Please filter the data below down to the lines holding the string "background".

[Extracted records]
==*==
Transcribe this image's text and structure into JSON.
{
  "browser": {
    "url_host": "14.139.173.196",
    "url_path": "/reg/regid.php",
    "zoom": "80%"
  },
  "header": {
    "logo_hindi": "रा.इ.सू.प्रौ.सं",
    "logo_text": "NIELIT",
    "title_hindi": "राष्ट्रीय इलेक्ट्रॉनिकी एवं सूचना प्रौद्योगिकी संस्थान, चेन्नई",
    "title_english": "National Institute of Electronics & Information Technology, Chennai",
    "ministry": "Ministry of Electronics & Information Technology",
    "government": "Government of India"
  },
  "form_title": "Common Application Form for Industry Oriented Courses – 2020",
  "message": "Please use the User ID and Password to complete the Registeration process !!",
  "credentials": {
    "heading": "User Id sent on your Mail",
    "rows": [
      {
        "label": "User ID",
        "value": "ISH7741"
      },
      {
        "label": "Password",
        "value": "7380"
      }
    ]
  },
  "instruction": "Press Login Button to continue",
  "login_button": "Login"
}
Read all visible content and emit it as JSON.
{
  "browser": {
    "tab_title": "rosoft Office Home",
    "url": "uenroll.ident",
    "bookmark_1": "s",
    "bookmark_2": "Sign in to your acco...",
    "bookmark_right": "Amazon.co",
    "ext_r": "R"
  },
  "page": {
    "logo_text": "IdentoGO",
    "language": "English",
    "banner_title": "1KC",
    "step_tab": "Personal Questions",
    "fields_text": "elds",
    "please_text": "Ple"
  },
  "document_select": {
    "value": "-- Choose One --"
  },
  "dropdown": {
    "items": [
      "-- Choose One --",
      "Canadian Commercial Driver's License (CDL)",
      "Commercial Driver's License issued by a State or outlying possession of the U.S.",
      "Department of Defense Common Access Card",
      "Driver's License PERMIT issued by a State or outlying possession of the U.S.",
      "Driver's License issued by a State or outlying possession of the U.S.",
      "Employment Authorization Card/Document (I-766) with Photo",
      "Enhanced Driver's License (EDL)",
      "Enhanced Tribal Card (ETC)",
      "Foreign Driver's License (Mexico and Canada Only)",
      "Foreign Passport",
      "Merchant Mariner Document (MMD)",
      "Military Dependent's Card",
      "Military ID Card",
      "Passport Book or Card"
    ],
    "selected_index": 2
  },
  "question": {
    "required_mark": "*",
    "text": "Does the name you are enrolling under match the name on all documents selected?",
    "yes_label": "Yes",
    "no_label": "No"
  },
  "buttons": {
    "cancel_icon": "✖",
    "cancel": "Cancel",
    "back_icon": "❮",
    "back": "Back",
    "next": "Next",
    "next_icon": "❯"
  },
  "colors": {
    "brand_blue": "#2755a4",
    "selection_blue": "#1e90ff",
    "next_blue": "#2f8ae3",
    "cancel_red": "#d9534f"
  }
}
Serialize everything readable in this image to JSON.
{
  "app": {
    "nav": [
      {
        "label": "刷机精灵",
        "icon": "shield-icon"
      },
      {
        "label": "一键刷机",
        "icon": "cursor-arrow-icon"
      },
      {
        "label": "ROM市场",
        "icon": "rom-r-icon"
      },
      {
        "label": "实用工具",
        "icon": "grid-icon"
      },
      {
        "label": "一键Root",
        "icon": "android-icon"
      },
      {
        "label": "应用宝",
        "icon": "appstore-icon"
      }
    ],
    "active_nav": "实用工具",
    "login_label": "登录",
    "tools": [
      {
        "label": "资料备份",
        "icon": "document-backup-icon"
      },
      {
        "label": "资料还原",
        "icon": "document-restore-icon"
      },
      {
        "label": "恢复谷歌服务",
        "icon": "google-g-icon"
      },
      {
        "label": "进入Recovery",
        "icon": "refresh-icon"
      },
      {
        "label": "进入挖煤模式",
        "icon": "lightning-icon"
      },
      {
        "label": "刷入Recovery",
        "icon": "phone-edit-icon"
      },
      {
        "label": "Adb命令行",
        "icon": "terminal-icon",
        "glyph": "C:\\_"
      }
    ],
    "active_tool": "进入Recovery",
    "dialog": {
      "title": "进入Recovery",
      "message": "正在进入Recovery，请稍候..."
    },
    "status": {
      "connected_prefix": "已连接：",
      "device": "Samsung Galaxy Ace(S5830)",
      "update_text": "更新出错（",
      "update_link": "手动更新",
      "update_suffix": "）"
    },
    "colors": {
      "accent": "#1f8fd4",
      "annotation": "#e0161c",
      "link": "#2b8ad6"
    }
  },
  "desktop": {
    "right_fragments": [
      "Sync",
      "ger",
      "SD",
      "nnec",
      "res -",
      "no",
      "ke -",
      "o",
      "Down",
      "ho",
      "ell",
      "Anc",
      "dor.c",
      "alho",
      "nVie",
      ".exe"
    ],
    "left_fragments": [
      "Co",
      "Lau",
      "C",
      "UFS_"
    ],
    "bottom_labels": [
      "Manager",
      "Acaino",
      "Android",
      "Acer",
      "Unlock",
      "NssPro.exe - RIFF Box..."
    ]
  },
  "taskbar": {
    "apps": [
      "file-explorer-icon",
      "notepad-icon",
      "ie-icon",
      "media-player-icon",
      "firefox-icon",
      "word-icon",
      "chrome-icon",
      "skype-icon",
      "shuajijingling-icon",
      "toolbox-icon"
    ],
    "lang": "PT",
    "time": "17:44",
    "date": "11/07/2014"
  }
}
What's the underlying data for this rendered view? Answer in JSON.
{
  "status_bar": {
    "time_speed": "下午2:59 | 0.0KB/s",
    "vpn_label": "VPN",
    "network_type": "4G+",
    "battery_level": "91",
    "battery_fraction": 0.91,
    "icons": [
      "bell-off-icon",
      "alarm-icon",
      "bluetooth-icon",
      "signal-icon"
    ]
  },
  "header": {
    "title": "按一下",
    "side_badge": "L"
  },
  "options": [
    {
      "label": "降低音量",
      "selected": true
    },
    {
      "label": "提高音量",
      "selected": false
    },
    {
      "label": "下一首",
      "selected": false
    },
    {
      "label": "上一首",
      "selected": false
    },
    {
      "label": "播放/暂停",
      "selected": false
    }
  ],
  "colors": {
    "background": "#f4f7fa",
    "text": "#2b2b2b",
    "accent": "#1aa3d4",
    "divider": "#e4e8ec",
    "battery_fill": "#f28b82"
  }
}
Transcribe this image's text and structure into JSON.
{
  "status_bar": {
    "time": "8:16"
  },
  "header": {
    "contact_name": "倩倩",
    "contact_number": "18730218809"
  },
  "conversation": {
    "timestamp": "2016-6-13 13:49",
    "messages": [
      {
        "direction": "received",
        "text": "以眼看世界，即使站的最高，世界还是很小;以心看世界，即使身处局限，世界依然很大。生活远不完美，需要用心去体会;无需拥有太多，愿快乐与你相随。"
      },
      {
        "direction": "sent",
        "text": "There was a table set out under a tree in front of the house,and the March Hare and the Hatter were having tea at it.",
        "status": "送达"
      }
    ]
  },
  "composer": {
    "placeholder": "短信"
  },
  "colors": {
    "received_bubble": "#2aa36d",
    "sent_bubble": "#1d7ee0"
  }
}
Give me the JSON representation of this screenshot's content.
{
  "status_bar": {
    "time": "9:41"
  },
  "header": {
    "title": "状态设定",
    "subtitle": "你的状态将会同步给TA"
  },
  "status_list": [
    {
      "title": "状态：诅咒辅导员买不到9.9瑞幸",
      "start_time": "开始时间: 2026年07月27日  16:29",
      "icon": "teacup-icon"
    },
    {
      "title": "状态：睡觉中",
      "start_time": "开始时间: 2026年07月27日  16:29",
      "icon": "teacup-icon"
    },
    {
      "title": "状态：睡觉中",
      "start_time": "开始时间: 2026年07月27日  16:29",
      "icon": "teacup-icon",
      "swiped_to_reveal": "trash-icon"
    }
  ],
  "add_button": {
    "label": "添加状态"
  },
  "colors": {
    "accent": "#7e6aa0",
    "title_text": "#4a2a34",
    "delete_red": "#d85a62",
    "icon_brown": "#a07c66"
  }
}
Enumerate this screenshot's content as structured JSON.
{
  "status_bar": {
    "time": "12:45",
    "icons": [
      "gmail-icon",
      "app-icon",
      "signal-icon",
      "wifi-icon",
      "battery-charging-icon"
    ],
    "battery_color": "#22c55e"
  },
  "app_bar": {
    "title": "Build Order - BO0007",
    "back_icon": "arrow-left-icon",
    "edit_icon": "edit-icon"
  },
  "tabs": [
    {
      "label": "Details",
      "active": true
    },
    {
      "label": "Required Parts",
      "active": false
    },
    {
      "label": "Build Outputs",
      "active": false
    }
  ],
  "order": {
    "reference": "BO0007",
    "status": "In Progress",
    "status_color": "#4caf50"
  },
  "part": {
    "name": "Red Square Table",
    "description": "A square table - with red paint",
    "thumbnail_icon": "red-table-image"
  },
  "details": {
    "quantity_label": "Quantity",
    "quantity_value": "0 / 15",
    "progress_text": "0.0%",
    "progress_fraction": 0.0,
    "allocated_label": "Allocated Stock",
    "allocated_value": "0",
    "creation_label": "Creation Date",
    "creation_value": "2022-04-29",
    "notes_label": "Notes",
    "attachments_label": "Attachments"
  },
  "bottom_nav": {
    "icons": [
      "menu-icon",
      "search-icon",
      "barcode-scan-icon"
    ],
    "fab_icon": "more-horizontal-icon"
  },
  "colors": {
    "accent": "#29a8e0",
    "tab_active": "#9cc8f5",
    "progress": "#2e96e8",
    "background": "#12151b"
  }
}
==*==
The completed task:
    "background": "#f4f7fa",
    "background": "#12151b"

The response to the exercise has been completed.